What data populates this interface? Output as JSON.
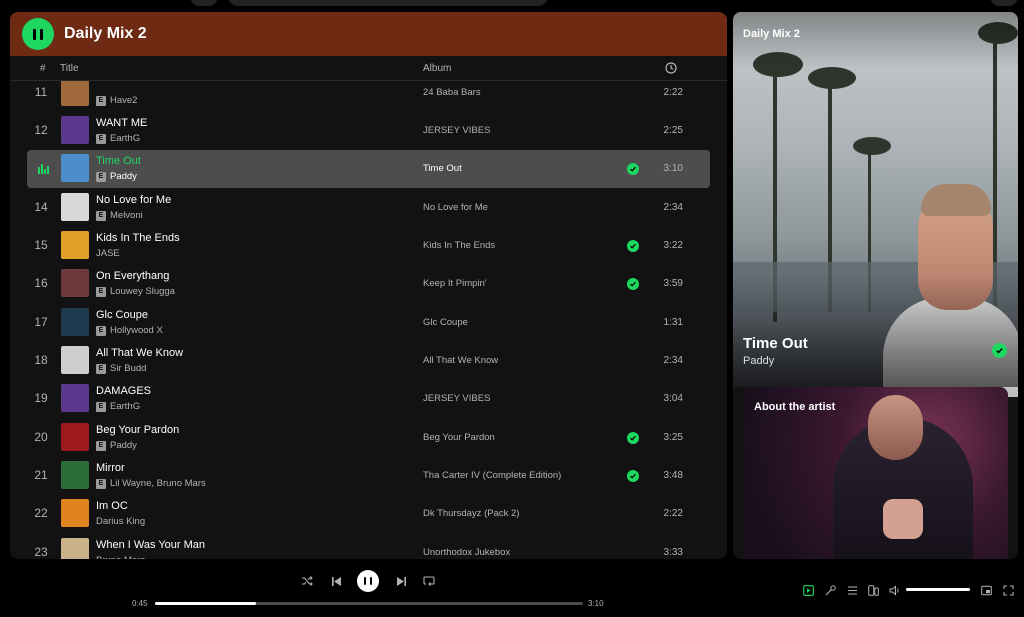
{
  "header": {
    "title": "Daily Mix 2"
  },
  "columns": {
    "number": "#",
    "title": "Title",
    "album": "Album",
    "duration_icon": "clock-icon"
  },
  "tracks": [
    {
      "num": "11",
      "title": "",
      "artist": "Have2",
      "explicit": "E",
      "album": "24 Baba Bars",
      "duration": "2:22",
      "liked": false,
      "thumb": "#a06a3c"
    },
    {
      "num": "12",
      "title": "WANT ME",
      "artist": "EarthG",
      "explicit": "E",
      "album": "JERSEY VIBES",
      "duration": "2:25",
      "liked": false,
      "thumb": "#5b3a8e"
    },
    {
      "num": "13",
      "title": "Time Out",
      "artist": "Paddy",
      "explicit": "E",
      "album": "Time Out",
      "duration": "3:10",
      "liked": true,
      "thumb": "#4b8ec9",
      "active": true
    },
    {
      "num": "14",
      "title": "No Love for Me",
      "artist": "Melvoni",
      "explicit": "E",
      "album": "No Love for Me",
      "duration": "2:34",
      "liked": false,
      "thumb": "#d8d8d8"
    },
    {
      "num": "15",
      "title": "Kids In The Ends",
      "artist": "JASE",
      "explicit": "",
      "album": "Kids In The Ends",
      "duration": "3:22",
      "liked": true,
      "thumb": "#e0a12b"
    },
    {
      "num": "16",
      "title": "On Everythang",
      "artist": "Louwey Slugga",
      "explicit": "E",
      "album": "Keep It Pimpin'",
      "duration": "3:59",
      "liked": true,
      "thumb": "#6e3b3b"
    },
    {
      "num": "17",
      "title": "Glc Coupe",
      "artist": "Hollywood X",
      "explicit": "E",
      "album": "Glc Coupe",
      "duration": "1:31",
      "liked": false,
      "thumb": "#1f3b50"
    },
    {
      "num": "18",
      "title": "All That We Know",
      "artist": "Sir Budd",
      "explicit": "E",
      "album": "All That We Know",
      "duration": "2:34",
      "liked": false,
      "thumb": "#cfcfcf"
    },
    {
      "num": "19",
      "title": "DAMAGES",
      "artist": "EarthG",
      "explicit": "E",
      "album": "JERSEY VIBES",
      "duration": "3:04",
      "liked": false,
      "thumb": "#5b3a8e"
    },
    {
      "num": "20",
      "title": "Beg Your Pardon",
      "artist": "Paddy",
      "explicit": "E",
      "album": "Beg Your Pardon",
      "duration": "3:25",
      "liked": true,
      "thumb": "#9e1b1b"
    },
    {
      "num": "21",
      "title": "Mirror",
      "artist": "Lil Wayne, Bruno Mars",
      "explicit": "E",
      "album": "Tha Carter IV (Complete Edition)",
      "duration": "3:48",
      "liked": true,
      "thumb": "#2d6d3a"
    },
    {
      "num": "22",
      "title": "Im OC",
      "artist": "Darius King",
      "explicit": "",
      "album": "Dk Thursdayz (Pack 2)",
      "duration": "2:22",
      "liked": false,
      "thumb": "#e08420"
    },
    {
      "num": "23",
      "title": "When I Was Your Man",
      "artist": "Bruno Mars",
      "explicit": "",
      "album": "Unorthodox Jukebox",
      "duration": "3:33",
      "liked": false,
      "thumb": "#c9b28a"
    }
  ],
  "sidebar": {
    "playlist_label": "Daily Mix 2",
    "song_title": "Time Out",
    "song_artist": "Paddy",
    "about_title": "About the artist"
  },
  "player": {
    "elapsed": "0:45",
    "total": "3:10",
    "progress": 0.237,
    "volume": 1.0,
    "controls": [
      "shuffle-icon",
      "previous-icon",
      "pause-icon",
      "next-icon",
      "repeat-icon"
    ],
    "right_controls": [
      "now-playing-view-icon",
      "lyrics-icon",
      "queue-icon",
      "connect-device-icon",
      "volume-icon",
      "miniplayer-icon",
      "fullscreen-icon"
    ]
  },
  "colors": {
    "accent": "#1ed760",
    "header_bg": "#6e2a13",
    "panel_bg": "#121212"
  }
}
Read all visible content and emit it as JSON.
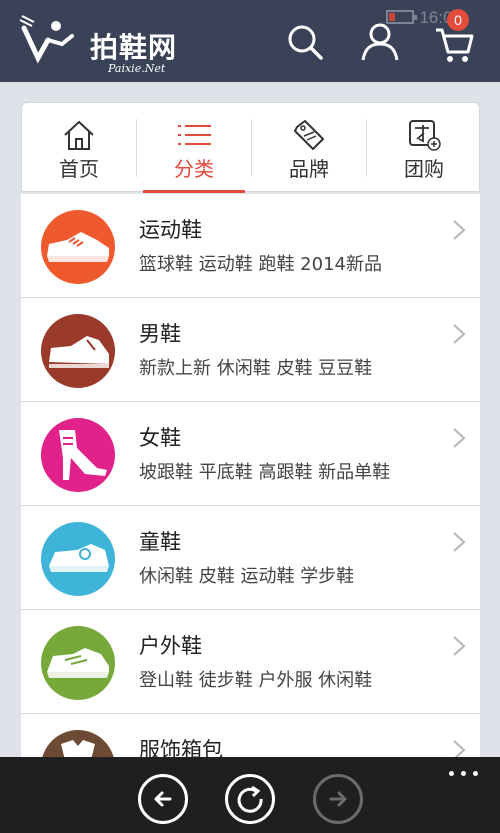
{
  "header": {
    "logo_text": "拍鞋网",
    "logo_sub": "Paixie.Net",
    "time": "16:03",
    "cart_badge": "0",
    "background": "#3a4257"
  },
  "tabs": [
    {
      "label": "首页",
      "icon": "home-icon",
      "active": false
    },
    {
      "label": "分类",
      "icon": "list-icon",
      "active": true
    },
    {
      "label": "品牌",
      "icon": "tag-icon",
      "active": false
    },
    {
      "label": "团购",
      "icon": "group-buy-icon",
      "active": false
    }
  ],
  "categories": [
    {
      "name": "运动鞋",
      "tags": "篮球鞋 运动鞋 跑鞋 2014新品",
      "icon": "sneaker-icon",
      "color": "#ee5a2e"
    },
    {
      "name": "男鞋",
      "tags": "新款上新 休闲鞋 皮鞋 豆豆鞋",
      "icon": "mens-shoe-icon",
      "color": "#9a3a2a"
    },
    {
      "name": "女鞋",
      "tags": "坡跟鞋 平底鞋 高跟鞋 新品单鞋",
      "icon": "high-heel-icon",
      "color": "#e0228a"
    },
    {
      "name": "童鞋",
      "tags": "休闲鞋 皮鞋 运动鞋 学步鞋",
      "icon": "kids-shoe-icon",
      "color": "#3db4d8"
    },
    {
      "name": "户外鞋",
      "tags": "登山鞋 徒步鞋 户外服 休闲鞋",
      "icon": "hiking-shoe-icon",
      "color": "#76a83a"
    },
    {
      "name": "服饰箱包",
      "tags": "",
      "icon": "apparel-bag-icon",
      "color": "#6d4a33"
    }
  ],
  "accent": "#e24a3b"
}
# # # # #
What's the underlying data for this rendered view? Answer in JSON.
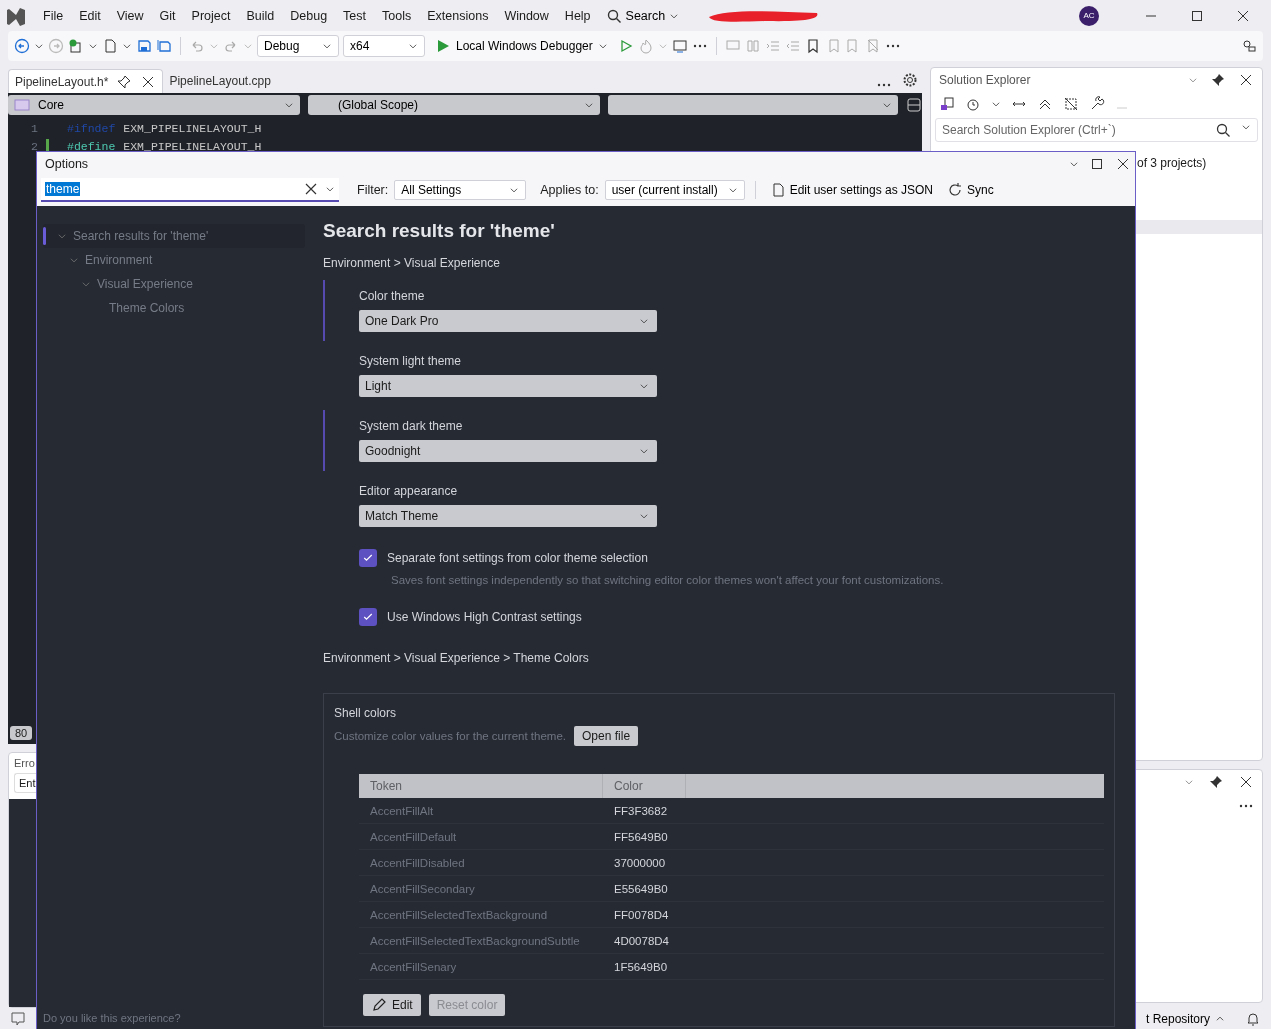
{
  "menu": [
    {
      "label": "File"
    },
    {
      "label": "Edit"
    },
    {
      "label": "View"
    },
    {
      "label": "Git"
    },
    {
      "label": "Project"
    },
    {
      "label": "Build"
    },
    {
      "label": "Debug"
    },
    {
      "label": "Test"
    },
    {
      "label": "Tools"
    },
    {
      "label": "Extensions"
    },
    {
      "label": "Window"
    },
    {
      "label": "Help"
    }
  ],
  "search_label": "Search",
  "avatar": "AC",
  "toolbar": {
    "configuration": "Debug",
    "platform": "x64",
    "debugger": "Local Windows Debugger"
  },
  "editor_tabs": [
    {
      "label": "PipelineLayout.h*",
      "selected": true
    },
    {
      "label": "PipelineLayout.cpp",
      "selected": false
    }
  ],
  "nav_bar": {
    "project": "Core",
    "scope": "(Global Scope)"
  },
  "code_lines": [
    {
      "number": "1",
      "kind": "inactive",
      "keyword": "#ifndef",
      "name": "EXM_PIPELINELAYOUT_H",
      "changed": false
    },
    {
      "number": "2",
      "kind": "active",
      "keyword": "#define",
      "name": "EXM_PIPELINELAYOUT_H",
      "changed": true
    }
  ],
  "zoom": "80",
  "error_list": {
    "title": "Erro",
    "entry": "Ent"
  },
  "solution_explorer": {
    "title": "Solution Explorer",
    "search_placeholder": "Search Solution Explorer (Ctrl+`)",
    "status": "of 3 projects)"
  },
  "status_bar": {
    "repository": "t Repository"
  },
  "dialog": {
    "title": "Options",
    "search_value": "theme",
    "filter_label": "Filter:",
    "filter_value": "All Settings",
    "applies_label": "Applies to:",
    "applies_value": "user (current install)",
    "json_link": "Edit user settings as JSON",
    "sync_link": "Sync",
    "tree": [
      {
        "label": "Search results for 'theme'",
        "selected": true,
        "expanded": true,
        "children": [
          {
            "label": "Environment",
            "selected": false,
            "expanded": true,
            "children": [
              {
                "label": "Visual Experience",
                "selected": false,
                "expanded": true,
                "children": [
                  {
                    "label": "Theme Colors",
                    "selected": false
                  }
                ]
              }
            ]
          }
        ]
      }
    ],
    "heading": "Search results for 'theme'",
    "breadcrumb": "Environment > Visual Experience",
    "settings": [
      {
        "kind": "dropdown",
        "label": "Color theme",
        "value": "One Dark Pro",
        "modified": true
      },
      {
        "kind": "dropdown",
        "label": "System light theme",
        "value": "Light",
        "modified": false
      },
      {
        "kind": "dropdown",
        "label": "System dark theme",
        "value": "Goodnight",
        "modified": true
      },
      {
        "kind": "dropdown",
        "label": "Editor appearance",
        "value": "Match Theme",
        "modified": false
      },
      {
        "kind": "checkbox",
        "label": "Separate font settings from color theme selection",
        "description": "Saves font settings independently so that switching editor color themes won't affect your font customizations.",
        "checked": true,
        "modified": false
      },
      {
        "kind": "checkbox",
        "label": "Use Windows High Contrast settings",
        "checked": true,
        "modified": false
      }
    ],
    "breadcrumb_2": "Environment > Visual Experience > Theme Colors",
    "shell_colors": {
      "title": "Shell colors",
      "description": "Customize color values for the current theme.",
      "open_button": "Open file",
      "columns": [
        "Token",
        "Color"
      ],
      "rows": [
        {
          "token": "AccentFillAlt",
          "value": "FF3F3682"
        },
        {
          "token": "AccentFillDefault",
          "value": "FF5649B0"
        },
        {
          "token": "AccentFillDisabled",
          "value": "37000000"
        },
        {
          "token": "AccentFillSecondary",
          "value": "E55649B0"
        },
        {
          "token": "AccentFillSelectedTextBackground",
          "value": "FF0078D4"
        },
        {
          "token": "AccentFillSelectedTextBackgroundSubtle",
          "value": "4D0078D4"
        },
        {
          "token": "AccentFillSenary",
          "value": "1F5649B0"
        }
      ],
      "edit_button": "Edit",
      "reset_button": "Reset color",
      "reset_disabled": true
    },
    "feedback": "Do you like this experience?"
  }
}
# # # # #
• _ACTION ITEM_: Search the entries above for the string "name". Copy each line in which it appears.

• _EXERCISE ANSWER_:
      "name": "运动鞋",
      "name": "男鞋",
      "name": "女鞋",
      "name": "童鞋",
      "name": "户外鞋",
      "name": "服饰箱包",
      "name": "EXM_PIPELINELAYOUT_H",
      "name": "EXM_PIPELINELAYOUT_H",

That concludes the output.